In early morning hours Monday, as fires swept through eastern Sonoma County, a convoy of headlights streamed into the coastal burg of Bodega Bay, including dozens of undocumented immigrant workers and their families, afraid to stop at the emergency shelters for fear they might be detained and deported.
Some slept on the beach that night. Sonoma County Supervisor Lynda Hopkins headed out to check it out.
“I saw dozens of families,” she said. “There are traumatized. They lost homes. It’s cold out there. But they are afraid they will be targeted by ICE (federal immigrations officials) if they go to shelters.”
Hopkins and others in Sonoma County are organizing to help undocumented workers, who likely will not be eligible for federal emergency management funding. The initial message, she said, is that anyone displaced in the fires can go to emergency shelters and will not be asked to confirm their legal status.
Sonoma County Sheriff Rob Giordano backed that up on Wednesday, calling the deportation fear “a bad rumor.”
“There’s a rumor out there that people are checking immigration status in shelters, and that is not true,” he said. “Shelters are asking for names because they want to identify the people that are coming into the shelter. Immigration status will never be asked of you, and they just want to identify the people who are coming into the shelter.”
Activist Herman Hernandez, who is helping coordinate evacuation center activity in Sonoma County, said some undocumented immigrants have in fact been showing up at shelters and have gotten services. Many shelters now have Spanish-speaking translators helping out.
But Hernandez said he too has heard of others who have lost their homes, yet are leery of coming to places where uniformed National Guard members are stationed.
The issue is throwing a spotlight on the frayed relationship between government and undocumented workers, many of whom work in Sonoma and Napa vineyards, as well as the tourism and hospitality industry.
Both the city of Santa Rosa and Sonoma County leaders earlier this year formally announced that they support undocumented workers, saying they want to help insulate their workforce from the aggressive deportation policies of the Trump administration.
But both of the local governments notably stopped short of labeling their jurisdictions as “sanctuaries,” saying they were fearful that formal title could cause them to lose federal funding.
Instead, Santa Rosa declared itself an “indivisible city” while the Sonoma County Board of Supervisors passed a resolution stating its “commitment to the rights of all our residents, including those that are undocumented.”
One county official, at the time, estimated there are 20,000 undocumented immigrants in Sonoma.
Officials said they are making progress getting word out that shelters are safe.

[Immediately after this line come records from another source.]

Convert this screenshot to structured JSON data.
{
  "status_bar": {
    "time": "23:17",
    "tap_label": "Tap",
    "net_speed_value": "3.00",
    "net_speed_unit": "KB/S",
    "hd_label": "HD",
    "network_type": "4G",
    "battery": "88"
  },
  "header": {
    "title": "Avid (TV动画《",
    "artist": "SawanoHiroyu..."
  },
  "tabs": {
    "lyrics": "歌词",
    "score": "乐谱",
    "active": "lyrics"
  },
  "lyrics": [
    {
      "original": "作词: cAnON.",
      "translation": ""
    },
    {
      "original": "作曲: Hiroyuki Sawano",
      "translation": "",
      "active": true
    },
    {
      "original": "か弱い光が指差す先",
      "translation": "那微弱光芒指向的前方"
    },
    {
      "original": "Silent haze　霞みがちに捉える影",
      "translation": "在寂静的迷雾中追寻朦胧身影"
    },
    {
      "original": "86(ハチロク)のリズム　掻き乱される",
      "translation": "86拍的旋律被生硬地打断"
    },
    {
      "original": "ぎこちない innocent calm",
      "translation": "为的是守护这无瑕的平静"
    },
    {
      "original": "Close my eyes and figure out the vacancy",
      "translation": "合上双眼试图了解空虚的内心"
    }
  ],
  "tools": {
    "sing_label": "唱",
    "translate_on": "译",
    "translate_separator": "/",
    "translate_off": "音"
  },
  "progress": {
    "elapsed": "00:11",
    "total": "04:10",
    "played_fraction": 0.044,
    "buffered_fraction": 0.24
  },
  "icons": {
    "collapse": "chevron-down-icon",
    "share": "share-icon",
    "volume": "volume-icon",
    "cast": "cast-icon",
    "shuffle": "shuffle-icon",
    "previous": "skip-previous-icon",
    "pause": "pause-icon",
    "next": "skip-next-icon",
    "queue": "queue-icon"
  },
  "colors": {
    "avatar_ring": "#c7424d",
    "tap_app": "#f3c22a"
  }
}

The Red Cross and local volunteers in Bodega Bay are assisting people with food and shelter.
But officials say a bigger challenge may be ahead for undocumented families. Law enforcement officials will be asking for some form of identification in some areas when roads are opened to allow evacuees back to their homes. Santa Rosa activist Omar Medina said evacuees won’t have to show a government ID card. They may just be able to show a utility bill with an address on it.
Longer term, federal emergency aid likely will not be available to undocumented people. County officials say they have begun discussions with nonprofits and other grass-roots activists on how to organize a recovery effort.
“We are going to have to step up locally,” Supervisor Hopkins said. “They are the backbone of our economy. They unfortunately are sometimes taken for granted.”
Devastating wildfires in Northern California and the wine country that are becoming the deadliest and most destructive in California history leave lives lost, towns evacuated, residents displaced.